Watching these films can not only expose you to the creative cultures of other countries, but they can also be great media for gradually picking up nuances of a language. While we await the grand winner on Sunday, here are some pieces of creative brilliance that you can start with: Full Post

Another Resolution? Learning a Language in the New Year!

Hello, blog readers! I am an international graduate student at the School of Communication. Through writing for the MMLC, I get to explore the different shades of digital humanities and language learning. Learning something new is always at the top of my list—and if you know me, you know my love for checklists, bucket lists, and resolutions. Learning a language, however, is the one that keeps getting away. So, with a renewed energy for 2017 comes a revamped resolution to get back on the horse.

We are moving swiftly into the New Year and if you continue to cling onto those resolutions, then kudos to you! If you are looking for a change in track, here is one you may have heard before: Learn a new language! Full Post

The Personal, Adaptive, and Sensitive Future of Learning

So I may be a language technology nerd. But I’m not alone. Each year, some of the geekiest geeks meet at the annual conference of CALICO, the Computer Assisted Language Instruction Consortium.  This year, Cecile and I attended and occasionally pushed up our glasses as they would slide down the bridges of our noses — as all nerds do — and tried to fit in.

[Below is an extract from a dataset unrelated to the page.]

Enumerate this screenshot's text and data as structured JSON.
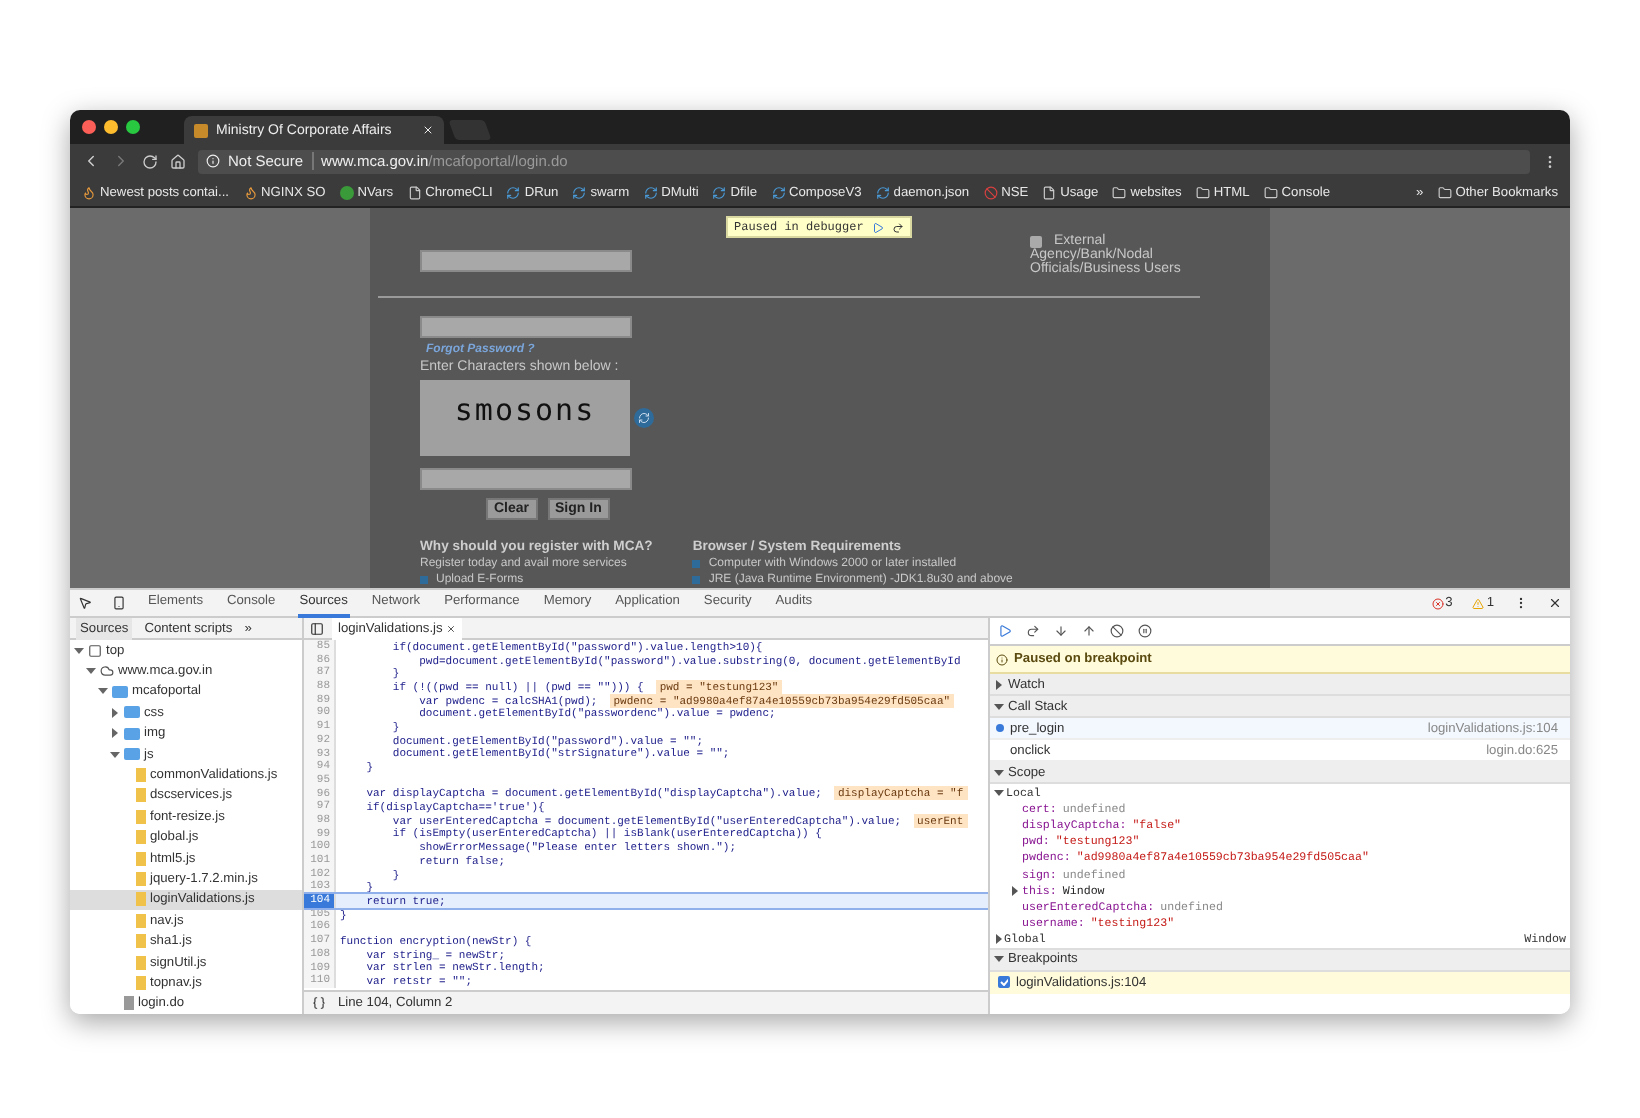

If there was a take-away message that prevailed, it was this: the future of learning will be increasingly personalized, adaptive, and deeply aware of the learner. Just how deeply aware? Perhaps more than we think. The growing prevalence of smartphones, smart watches, and other monitoring devices combined with an emerging interest in big data and data science could spell a future where learning systems can psychologically and physiologically detect and reproduce the conditions under which individual students learn best.

The vision shared at CALICO, even if more focused on language instruction, is nonetheless a harbinger for the rest of the educational field. In a recent EDUCAUSE article written by Learning Initiative Director Malcolm Brown, “Six Trajectories for Digital Technology in Higher Education,” Brown sees the opportunity of mobile devices in a post-digital-divide era, looks forward to open educational resources and learning spaces, and eyes a future for learning analytics. The language nerds at CALICO obsess over these themes constantly as they imagine the future.

The future, it turns out, is not only talked about in abstract far-away presentations. The future is taking place here at Northwestern, too. Full Post